The Ukrainian side has asked for a $19 billion package, but Tigipko told Emerging Markets there is no final decision yet on the sum. Issues under discussion with an IMF mission currently in Kiev include confirmation from our side of the revenue side of the budget, where improvements in the work of tax and customs authorities are proposed, and the expenditure side.
He said the finances of Naftogaz Ukrainy, the state oil and gas company, were a key focus. Under its first loan programme launched in the aftermath of the Wall Street meltdown in September 2008 the IMF had, unusually, acknowledged Naftogazs operational deficit of around $3 billion as part of the national consolidated budget deficit.
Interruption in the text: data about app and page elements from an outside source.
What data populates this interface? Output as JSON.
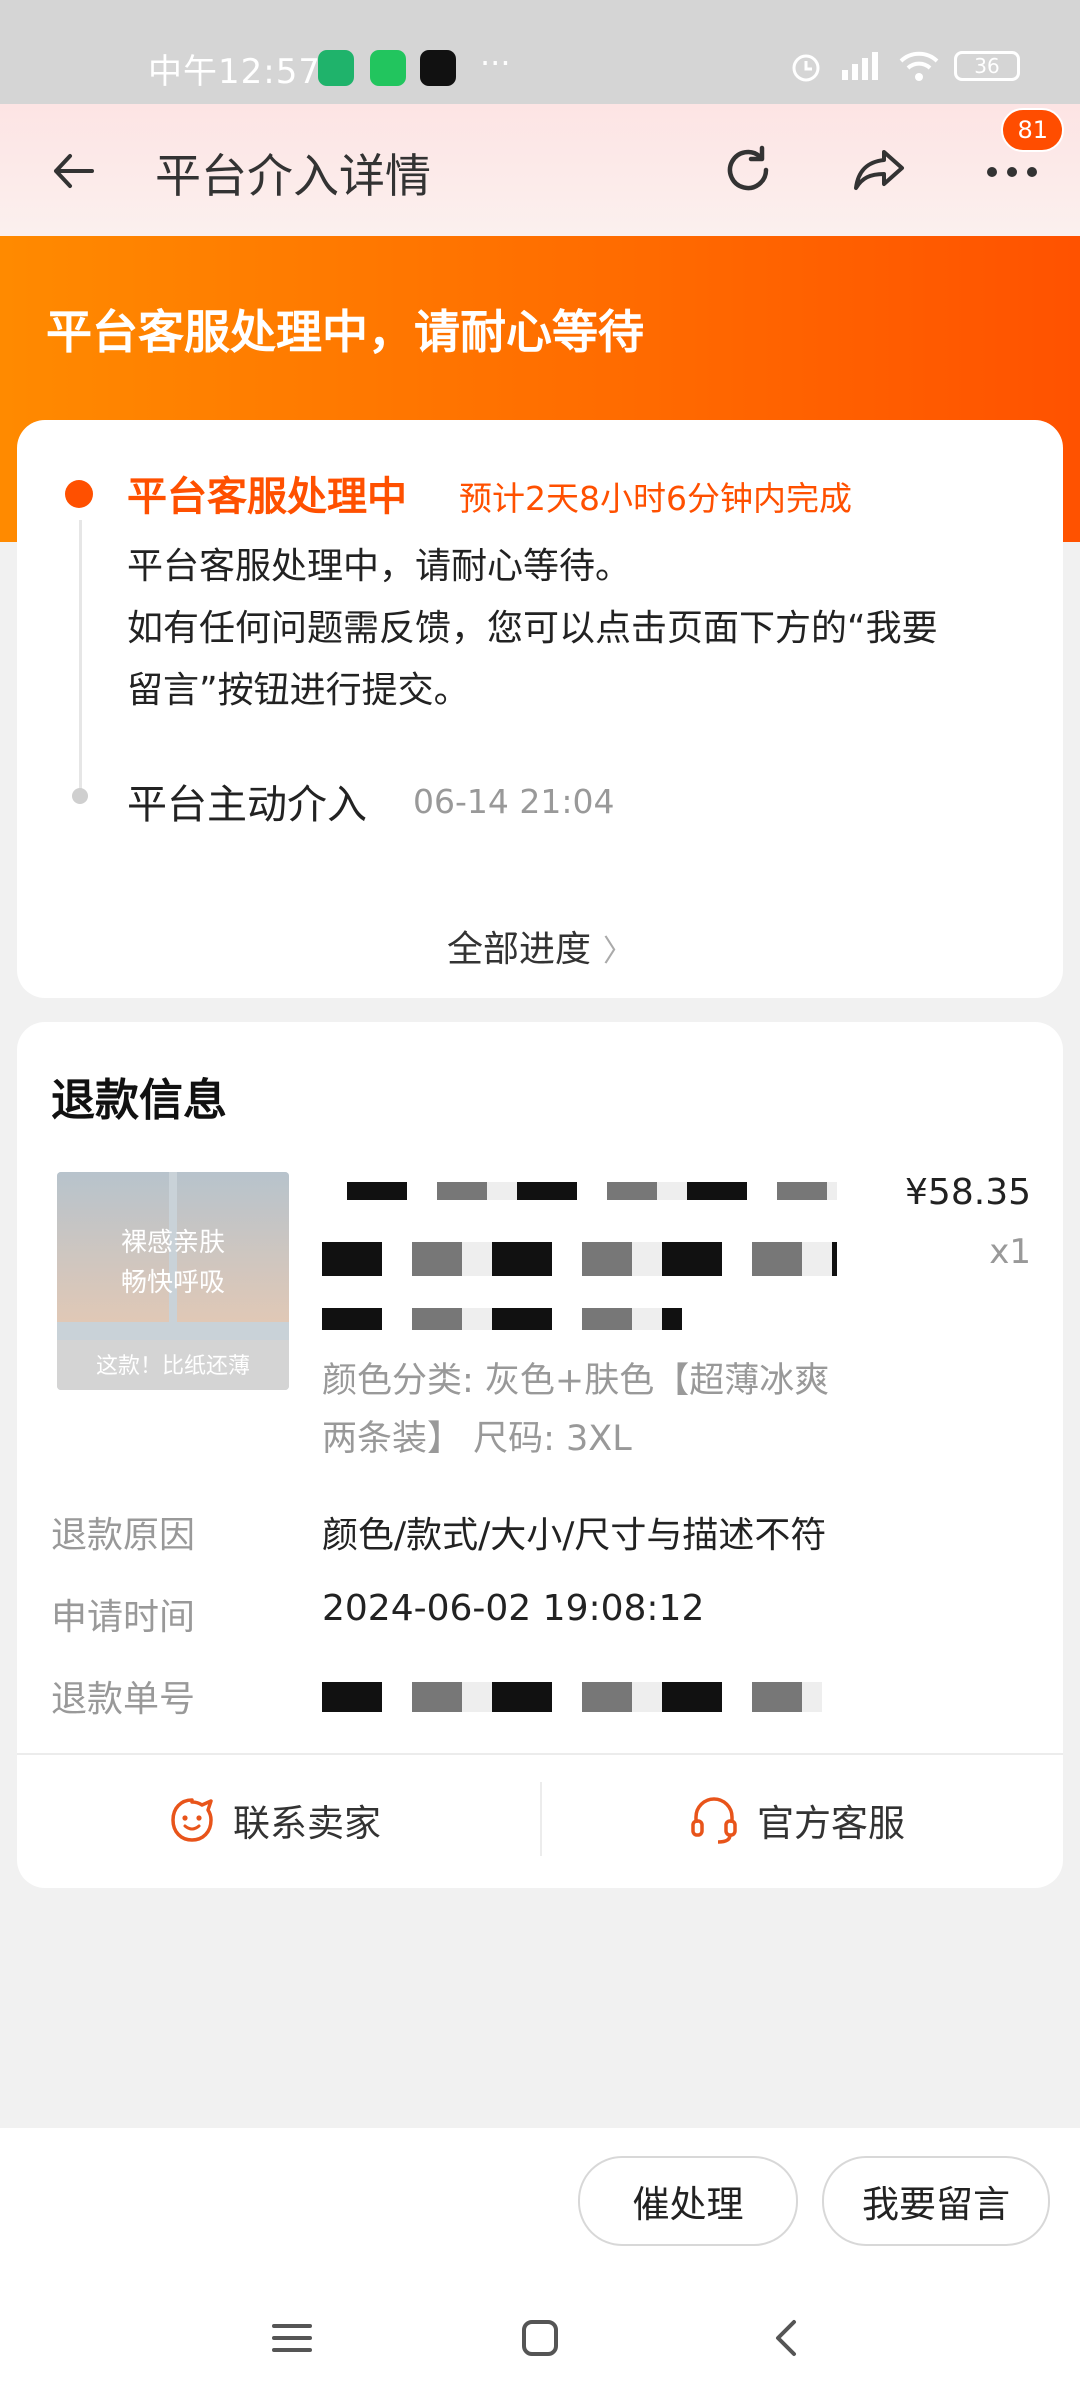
{
  "status_bar": {
    "time": "中午12:57",
    "dots": "···",
    "battery": "36"
  },
  "header": {
    "title": "平台介入详情",
    "badge": "81"
  },
  "banner": {
    "title": "平台客服处理中，请耐心等待"
  },
  "progress": {
    "current_status": "平台客服处理中",
    "eta": "预计2天8小时6分钟内完成",
    "desc_line1": "平台客服处理中，请耐心等待。",
    "desc_line2": "如有任何问题需反馈，您可以点击页面下方的“我要",
    "desc_line3": "留言”按钮进行提交。",
    "step2_label": "平台主动介入",
    "step2_time": "06-14 21:04",
    "all_progress": "全部进度"
  },
  "refund": {
    "section_title": "退款信息",
    "product_image_text1": "裸感亲肤",
    "product_image_text2": "畅快呼吸",
    "product_image_banner": "这款！比纸还薄",
    "price": "¥58.35",
    "qty": "x1",
    "spec": "颜色分类: 灰色+肤色【超薄冰爽两条装】 尺码: 3XL",
    "reason_label": "退款原因",
    "reason_value": "颜色/款式/大小/尺寸与描述不符",
    "time_label": "申请时间",
    "time_value": "2024-06-02 19:08:12",
    "order_label": "退款单号",
    "contact_seller": "联系卖家",
    "official_service": "官方客服"
  },
  "bottom": {
    "urge_button": "催处理",
    "message_button": "我要留言"
  },
  "colors": {
    "accent": "#ff5000",
    "banner_start": "#ff8a00",
    "banner_end": "#ff5200"
  }
}
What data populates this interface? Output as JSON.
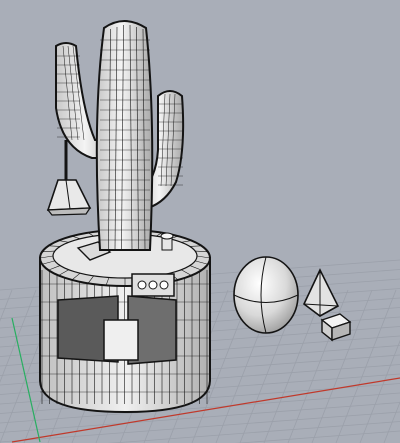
{
  "viewport": {
    "projection": "perspective",
    "display_mode": "shaded-with-wireframe",
    "colors": {
      "background": "#a9aeb8",
      "grid_line": "#9ba0aa",
      "x_axis": "#c0392b",
      "y_axis": "#27ae60",
      "model_fill": "#f2f2f2",
      "model_shade": "#bdbdbd",
      "wire": "#141414"
    }
  },
  "scene": {
    "objects": [
      {
        "name": "cactus-main-stem"
      },
      {
        "name": "cactus-left-arm"
      },
      {
        "name": "cactus-right-arm"
      },
      {
        "name": "cylinder-pot"
      },
      {
        "name": "lamp-pyramid"
      },
      {
        "name": "sphere"
      },
      {
        "name": "cone-pyramid"
      },
      {
        "name": "cube"
      }
    ]
  }
}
The economic agreement made last month with Russia which included a 30% discount on gas sales in return for a 25-year extension on the lease of the Black Sea naval base, and collaboration in the atomic and aerospace sectors is profitable for Ukraine from the economic standpoint, Tigipko said.
However he acknowledged that these agreements had been concluded quickly, and were not public enough. He added: It was absolutely necessary to change our relations with Russia, which [before the presidential election] were completely unconstructive. Russia is our biggest trading partner, and size of foreign trade with countries of CIS (Commonwealth of Independent States) is bigger even that the EU.
Tigipko added: We had to amend the agreements on gas imports concluded last year by [former prime minister] Yulia Timoshenko. Tigipko said a programme of structural reforms was under discussion with Fund officials.
But the government in which Tigipko and other reformers have joined a
team dominated by president Viktor Yanukovichs Party of Regions was accused of shying away from the harsh decisions needed to balance the budget.
Viktor Pynzenyk, Ukraines former finance minister, accused Mykola Azarovs government of continuing the policies of a hidden budget deficit and social populism started under Timoshenko.
I dont see any fundamental difference between the financial policies of this government and the previous government, Pynzenyk told Emerging Markets. These people are not reacting to the problems. They are continuing with the policy of social populism.
Pynzenyk is sceptical that the government can achieve the target set by the IMF for this year of a 6% consolidated budget deficit. He estimates that the consolidated public deficit was 12% of GDP last year, and will be 16% of GDP this year.
On social policy, Pynzenyk said, pensions and [public sector] wages are increased. So there is no reason to think that expenditure will be reduced. To think the deficit will be reduced is unreal.